Source material →

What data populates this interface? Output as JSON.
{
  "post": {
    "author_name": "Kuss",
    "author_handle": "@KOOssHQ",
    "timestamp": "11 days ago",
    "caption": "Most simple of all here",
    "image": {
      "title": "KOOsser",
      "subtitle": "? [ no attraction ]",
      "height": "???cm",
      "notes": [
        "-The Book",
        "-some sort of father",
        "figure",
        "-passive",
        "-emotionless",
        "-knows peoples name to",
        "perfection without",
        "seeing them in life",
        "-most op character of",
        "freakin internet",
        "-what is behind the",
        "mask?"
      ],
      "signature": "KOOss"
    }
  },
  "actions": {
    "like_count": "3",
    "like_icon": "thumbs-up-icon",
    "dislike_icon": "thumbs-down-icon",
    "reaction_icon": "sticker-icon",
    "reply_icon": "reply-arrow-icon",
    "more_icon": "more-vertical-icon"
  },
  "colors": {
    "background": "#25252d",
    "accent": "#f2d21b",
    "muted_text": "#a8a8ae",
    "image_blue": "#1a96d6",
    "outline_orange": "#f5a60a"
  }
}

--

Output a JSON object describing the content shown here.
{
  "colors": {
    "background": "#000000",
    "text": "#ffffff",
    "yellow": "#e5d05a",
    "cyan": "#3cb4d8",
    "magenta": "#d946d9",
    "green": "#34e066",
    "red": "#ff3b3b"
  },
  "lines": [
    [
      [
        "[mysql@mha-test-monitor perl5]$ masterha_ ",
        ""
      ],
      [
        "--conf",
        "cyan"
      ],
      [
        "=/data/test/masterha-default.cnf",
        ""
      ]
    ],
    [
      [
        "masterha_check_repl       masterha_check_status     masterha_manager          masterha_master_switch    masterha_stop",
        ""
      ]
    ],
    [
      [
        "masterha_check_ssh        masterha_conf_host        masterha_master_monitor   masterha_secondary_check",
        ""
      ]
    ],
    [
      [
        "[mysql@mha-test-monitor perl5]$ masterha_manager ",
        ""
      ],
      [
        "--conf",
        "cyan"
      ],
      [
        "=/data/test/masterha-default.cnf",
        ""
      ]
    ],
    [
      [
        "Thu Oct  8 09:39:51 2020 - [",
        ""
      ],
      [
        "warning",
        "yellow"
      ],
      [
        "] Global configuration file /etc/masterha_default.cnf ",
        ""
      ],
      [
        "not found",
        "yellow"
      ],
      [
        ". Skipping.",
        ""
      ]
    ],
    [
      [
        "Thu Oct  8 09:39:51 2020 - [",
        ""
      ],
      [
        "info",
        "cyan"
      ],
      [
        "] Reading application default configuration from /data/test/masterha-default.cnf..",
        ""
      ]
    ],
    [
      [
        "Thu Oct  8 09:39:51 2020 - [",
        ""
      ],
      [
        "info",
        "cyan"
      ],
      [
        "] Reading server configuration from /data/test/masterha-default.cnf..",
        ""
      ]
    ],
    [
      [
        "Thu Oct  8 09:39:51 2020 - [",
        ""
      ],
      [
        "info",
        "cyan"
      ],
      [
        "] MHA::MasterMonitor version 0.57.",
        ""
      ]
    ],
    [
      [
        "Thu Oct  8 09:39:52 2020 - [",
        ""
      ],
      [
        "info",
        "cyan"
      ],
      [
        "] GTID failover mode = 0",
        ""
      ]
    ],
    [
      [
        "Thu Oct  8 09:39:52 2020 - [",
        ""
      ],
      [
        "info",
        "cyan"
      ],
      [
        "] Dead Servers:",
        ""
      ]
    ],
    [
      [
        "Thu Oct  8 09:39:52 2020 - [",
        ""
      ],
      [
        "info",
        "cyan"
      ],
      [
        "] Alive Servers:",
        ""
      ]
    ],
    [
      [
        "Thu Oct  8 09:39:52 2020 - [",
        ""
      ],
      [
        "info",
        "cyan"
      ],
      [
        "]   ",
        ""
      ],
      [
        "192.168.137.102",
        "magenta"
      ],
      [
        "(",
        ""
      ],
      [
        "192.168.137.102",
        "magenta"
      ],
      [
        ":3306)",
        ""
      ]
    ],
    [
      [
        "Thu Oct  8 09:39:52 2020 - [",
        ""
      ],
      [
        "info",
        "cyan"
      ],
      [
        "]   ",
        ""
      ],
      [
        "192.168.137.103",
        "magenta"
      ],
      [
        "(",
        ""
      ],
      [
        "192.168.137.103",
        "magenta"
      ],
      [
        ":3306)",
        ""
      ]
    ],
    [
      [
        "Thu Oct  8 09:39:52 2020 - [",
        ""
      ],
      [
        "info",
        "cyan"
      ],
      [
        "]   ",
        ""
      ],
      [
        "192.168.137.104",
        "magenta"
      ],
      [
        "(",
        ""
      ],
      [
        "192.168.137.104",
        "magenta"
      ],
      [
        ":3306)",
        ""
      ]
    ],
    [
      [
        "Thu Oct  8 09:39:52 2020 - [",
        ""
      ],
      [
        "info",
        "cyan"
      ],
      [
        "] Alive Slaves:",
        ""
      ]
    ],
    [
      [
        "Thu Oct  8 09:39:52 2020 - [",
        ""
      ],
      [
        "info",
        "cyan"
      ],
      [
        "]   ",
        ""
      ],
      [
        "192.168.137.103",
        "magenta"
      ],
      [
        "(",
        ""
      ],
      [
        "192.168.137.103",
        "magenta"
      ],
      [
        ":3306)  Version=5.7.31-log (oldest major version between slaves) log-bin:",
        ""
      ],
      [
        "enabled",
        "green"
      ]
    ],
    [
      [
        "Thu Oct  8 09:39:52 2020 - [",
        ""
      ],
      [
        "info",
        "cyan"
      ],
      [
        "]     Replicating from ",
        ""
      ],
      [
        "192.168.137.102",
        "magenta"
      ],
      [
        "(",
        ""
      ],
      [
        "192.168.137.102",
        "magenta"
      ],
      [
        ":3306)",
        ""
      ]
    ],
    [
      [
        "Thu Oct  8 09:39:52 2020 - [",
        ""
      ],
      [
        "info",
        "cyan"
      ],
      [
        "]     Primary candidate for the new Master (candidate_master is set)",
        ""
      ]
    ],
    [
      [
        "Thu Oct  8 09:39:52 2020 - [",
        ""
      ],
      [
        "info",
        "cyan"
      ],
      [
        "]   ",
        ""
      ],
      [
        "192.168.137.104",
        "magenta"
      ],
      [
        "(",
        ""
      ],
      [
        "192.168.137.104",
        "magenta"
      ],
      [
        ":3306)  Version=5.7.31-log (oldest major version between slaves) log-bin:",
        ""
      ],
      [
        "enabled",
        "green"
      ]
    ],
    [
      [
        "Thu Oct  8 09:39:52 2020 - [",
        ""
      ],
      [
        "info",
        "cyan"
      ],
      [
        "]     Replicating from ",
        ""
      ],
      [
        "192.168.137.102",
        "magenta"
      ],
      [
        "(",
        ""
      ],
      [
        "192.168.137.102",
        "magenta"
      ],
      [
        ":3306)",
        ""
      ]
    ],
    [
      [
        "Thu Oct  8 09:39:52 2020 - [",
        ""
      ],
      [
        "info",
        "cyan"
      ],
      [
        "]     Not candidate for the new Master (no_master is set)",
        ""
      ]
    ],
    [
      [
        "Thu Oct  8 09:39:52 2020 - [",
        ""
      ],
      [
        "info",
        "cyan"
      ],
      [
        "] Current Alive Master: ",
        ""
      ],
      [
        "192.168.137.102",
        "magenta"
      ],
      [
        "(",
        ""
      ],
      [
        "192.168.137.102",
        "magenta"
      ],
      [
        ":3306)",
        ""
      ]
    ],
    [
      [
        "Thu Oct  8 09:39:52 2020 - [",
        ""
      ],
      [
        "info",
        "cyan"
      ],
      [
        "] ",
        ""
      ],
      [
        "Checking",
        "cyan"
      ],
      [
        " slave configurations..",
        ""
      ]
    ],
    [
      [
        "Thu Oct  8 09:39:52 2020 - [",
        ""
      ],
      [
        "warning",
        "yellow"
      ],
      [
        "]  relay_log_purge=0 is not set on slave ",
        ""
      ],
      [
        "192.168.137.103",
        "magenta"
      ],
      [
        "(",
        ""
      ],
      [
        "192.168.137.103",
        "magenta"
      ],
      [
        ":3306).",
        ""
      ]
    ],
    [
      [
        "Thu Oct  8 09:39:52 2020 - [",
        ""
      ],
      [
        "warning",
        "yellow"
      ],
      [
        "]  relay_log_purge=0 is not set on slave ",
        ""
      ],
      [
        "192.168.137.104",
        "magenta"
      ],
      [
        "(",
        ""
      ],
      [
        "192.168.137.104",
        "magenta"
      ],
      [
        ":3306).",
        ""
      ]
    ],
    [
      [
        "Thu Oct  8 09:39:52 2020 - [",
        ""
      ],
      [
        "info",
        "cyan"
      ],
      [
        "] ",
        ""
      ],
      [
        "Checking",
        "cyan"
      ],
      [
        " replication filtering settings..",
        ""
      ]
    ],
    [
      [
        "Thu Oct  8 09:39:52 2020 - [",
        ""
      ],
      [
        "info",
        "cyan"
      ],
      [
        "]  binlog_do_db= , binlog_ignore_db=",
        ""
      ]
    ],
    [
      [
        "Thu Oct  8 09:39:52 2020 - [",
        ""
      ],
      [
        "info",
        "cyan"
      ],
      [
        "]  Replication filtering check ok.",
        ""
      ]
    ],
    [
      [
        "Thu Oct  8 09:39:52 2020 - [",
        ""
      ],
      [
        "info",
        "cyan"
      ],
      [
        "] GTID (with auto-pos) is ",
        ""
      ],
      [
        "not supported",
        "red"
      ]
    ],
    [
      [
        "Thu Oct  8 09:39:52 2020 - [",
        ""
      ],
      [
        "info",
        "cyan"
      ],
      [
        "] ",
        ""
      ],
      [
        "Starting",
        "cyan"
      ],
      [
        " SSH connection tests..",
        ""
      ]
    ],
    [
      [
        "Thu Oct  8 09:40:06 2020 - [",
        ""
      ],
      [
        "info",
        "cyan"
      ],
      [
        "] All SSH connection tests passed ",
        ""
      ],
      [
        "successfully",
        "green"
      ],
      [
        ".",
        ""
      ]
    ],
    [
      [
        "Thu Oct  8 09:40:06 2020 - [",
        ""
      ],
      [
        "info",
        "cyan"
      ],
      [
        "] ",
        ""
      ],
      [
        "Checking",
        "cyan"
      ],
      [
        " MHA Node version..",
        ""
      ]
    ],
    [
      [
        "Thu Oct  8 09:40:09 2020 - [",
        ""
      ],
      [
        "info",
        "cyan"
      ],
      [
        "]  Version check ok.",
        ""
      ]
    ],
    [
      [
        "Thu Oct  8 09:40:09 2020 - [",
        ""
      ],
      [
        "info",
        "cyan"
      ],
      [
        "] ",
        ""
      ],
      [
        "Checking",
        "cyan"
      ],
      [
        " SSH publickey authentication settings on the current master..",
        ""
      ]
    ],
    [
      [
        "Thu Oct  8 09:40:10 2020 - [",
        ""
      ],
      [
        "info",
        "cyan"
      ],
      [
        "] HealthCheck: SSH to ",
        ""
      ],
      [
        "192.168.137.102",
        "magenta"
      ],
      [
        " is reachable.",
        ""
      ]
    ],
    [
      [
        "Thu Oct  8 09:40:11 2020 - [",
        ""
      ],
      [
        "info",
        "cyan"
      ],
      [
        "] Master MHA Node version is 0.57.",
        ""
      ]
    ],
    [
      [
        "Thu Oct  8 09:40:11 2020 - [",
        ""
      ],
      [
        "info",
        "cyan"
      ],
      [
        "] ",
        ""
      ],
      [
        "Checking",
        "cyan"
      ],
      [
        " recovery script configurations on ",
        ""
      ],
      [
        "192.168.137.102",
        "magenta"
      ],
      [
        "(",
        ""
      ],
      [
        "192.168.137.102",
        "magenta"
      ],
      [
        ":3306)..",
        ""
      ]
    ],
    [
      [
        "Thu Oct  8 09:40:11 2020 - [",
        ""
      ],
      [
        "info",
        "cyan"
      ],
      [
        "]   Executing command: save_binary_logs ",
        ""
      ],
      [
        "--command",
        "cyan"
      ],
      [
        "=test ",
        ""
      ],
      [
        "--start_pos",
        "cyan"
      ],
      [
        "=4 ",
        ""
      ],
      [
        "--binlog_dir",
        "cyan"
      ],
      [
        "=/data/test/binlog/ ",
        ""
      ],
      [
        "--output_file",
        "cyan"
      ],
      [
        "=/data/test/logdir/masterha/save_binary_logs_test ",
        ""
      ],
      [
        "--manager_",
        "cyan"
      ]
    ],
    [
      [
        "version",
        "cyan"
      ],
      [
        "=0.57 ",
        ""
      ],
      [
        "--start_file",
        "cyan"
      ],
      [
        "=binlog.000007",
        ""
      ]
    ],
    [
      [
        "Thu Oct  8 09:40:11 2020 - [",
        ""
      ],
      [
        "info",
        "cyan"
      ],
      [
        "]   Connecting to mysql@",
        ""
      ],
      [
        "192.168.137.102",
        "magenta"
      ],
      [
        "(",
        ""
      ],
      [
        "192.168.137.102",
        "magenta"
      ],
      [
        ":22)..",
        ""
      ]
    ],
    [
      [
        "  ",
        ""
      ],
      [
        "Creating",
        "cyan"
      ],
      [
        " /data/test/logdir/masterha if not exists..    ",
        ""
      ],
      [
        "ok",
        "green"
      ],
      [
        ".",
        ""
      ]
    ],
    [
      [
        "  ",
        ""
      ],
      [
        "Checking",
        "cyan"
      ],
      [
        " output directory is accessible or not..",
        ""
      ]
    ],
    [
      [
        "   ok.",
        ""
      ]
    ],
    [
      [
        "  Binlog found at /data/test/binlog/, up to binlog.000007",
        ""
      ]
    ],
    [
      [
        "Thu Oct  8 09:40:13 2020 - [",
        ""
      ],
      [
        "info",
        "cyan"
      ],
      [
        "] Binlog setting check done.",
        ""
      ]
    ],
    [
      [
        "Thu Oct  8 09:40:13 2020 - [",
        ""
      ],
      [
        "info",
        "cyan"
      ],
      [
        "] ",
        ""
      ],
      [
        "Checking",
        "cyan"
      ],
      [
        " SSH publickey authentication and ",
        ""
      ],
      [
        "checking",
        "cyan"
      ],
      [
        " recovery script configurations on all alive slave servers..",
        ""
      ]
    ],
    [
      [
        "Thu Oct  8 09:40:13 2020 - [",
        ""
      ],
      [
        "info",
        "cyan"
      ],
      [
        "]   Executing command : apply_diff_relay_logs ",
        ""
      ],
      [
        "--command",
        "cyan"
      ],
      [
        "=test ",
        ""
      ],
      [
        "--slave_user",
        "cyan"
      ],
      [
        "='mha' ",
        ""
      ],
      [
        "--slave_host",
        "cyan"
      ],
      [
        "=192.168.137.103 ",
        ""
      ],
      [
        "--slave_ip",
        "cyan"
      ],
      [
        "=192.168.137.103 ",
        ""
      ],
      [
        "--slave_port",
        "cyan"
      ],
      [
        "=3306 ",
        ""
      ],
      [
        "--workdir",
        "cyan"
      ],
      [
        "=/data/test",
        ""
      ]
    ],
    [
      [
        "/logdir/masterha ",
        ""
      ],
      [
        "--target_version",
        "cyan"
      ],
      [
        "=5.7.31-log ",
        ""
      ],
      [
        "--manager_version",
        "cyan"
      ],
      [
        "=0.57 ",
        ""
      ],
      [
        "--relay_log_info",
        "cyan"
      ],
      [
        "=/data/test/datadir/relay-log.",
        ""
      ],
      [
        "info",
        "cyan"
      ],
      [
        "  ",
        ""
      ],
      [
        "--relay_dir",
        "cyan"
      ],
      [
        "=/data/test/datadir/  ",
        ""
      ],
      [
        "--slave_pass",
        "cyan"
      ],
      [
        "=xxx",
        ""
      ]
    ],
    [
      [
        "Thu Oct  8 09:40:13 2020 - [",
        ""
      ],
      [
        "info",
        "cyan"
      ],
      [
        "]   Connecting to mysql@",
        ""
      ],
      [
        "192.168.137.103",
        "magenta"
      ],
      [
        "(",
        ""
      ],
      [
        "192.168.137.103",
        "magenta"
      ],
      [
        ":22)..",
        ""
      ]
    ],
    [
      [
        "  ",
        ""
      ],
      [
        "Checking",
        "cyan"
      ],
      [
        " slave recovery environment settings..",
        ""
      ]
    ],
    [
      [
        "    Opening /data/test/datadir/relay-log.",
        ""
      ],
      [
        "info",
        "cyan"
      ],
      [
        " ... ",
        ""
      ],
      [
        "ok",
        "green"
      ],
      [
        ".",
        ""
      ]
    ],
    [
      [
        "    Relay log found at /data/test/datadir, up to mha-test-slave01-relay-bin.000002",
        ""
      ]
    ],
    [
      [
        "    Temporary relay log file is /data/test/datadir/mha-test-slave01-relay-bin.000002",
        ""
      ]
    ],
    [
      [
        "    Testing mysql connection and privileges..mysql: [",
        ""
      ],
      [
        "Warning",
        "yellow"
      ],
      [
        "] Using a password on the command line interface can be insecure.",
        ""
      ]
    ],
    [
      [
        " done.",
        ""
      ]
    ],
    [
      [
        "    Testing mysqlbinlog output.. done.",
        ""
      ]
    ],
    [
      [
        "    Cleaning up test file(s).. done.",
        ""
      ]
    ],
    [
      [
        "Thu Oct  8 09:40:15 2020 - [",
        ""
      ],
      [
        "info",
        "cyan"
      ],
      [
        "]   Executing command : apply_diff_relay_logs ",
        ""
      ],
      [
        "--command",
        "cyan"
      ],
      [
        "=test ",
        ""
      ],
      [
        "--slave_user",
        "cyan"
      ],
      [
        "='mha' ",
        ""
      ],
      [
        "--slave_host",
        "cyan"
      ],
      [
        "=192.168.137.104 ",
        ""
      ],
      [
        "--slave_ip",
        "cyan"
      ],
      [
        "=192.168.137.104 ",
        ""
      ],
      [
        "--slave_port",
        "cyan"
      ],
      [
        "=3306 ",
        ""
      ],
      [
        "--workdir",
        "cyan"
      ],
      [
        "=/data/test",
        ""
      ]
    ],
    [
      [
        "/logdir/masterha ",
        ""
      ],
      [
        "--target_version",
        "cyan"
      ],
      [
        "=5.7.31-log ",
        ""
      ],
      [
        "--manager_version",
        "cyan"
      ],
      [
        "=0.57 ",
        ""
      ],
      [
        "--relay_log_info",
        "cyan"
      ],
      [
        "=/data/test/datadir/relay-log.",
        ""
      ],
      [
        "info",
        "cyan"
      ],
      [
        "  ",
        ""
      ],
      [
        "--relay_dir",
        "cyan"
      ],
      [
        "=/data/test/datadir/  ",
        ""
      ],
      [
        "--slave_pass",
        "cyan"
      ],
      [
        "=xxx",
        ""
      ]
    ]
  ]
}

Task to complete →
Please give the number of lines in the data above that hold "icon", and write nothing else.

Solution for this task →
5